We are working on a top down racing game, where the background scrolls vertically. This soulds like something flash should be able to do - no sweat! I've run into two issues:
1 - massive screen tearing - as the whole screen is scrolling vertically
2 - fluctuations in the processing time of frames, causes non-smooth motion (i think)
Here is a simple test of black balls falling down the screen. You should see tearing on the circles, rending issues (the bottom of the circle is cropped off sometimes) and jumpy verticle motion. I've tested on various computers+systems & it seems the issues running from worst to best are as follows:
VIEW TEST - maximise the window for most shocking results
windows xp x64
To me it doesnt make much difference between firefox, ie, chrome. Most tests were run on QuadCore 2.5ghz comps. Except windows XP, which is P4 3.0, and macbook 2.4. - funnily the slowest comp (p4) ran the best.
It is quite common knowlege that flash doesnt perform any doublebuffering or v-sync, to fix screen tearing. UnitZeroOne has a great article on this. Luckily flashPlayer 10 has a new WMODE - DIRECT, which seems to fix the issue a fair bit. According to adobe it: "The direct WMODE will use your video card to paint pixels to the screen as fast as possible while freeing up your CPU to work on other tasks"

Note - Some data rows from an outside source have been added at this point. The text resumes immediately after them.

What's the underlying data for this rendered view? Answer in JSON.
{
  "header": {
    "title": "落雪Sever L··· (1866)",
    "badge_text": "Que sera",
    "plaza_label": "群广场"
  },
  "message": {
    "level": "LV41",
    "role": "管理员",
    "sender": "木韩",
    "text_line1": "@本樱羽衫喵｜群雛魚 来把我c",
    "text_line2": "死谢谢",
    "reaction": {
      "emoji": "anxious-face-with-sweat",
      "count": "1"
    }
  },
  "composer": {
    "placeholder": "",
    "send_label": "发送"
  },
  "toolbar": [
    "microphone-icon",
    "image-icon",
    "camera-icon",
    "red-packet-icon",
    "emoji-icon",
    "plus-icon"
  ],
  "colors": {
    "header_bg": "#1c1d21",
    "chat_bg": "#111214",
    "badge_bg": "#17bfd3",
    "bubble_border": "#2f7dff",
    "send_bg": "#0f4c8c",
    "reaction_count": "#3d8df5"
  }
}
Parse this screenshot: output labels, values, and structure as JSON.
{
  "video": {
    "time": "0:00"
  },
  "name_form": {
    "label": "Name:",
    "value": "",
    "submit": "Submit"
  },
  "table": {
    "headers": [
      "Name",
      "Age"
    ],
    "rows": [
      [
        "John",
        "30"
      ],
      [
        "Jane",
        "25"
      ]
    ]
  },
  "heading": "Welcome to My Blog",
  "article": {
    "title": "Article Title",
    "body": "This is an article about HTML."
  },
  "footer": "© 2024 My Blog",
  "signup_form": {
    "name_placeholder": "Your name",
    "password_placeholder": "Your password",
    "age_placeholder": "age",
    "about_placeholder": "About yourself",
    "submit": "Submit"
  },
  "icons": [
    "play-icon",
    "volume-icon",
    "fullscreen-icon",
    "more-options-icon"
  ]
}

This seems to have a few issues with rendering (for us thus far) But it is a LOT smoother. It seems that it shouldnt have too much of a speed decrease (like transparent/opaque) either, after looking at some tests
Circle test in:
The final issue:
AS you can see, the motion is still not totally smooth in DIRECT mode. It seems that flash has issues with updating the frames at a constant interval, which is noticable when i want a constant scroll. I dont know if there will ever be any way to get around this.
I've made a new version which moves the balls based on time, rather than frames. It basically moves 300pixels/second. ~ the same speed as before. It doesnt seem to make too much differnce - sometimes you get large jumps as the time lapses, and then the balls need to catch up - so not a great fix, but interesting.
download v2 test source (only haxe version is time based)